We are connected to each other,” he said. Head of the 400-family parish in the center the multicultural and historical Passaic, Father Frapaul added, “I tell our parishioners, ‘If you are involved, the parish will go on. It’s the faith commitment we all have. You are the lights of the parish.'” Also at the Mass were former clergy, former and current religious and laity who have staffed the parish or school and school alumni. The pastor said parishioners insisted on holding the dinner-dance in the church hall, which they consider “their home.”
For the centennial celebration Saturday, Mount Carmel’s church bells were rung by hand 100 times. In preparation for the jubilee Mass, the parish had a new electronic bell system and a new lighting installed and had leaks and peeling paint repaired, Father Frapaul said. Over the decades, Mount Carmel has received another type of makeover: a change in the complexion of its parishioners. Today, the parish continues to meet the needs of the community with Mass and other spiritual activities, faith formation and an outreach to the poor, which includes a food pantry and prepared food baskets for the holidays, Father Frapaul said.
“Our parishioners are generous and kind,” the pastor said. Today, many of Mount Carmel’s second-generation Italians – many of who have moved to Clifton and elsewhere – remain active at the parish, attending Mass and staying involved in such groups as the Altar Rosary Society. In 1986, they also revived an annual old-time tradition, the Our Lady of Mount Carmel feast day celebration and street fair.
It features a triduum with prayers and Benediction, a July 16 feast day Mass and a street procession. The celebration continues with a four-day street festival, which includes many international foods, games and rides, Father Frapaul said. The more recent immigrants also have been getting more involved at Mount Carmel’s ministries, including the various societies and as extraordinary ministers of the Eucharist.
The annual feast day celebrations also point up the parish’s diversity with booths, among them Italians and Hispanics, which include Puerto Ricans, Colombians and Mexicans. Father Frapaul said he hopes for participation by other ethnic groups. “At first, some were reluctant to participate in parish ministries,” Father Frapaul said. “But we made people feel welcome. I tell them, ‘Whatever you do for the church is appreciated.’ They have stepped forward when we called for help.” Located on the corner of St. Francis Way and Park Place, Mount Carmel has operated a day-care center for 28 years and has sponsored activities for children of all faiths including the CYO basketball leagues and scouting.
Since 1954, the 253-student school – which has received Middle States Association accreditation – has given students from Passaic and Clifton a faith-based education. One of Mount Carmel’s active immigrant parishioners, Romanita “Mengie” Ayala arrived at the parish 21 years ago from the Philippines.
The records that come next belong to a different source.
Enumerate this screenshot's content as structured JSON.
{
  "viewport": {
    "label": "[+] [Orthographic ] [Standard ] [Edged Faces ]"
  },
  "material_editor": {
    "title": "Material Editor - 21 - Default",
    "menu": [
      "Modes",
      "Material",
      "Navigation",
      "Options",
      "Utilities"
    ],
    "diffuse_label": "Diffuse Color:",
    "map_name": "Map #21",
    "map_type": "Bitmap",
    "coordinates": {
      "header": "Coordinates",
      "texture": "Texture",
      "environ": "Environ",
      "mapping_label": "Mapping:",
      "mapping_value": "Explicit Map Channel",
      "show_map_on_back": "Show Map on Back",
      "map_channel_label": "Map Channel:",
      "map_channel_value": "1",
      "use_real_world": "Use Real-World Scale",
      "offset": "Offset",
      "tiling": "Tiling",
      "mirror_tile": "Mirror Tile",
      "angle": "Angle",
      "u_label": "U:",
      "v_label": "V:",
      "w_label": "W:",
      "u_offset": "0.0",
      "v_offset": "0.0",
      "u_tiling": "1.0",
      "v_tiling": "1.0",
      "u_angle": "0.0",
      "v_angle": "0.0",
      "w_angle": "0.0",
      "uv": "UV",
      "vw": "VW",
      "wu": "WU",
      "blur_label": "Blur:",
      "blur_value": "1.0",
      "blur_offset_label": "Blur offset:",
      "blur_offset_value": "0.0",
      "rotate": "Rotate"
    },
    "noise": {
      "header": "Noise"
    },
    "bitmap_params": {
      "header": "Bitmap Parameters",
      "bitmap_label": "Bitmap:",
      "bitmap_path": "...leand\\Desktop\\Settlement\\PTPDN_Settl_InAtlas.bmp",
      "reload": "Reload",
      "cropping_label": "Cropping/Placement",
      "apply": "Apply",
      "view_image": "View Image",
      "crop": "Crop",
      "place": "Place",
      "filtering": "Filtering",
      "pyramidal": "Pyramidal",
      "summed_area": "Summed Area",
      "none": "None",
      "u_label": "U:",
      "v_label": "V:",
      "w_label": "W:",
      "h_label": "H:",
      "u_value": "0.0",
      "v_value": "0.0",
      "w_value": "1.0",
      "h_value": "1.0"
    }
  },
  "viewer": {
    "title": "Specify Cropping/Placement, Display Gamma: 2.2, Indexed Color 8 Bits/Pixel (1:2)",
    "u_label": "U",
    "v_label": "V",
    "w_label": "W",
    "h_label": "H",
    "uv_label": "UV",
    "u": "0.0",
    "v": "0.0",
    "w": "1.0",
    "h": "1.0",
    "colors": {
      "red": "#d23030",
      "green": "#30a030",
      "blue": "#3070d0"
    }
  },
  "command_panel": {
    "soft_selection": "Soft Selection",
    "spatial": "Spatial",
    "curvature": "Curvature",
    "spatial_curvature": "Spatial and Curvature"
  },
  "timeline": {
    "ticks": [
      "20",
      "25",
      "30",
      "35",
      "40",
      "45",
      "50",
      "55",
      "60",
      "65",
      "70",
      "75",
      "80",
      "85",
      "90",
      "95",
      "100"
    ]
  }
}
A married mother of two sons, ages 33 and 36, and grandmother of four, she has been involved in hospital ministry and choir and has been a lector. She also attends daily Mass. “When I came here, I liked the people,” Ayala said. “They were friendly.”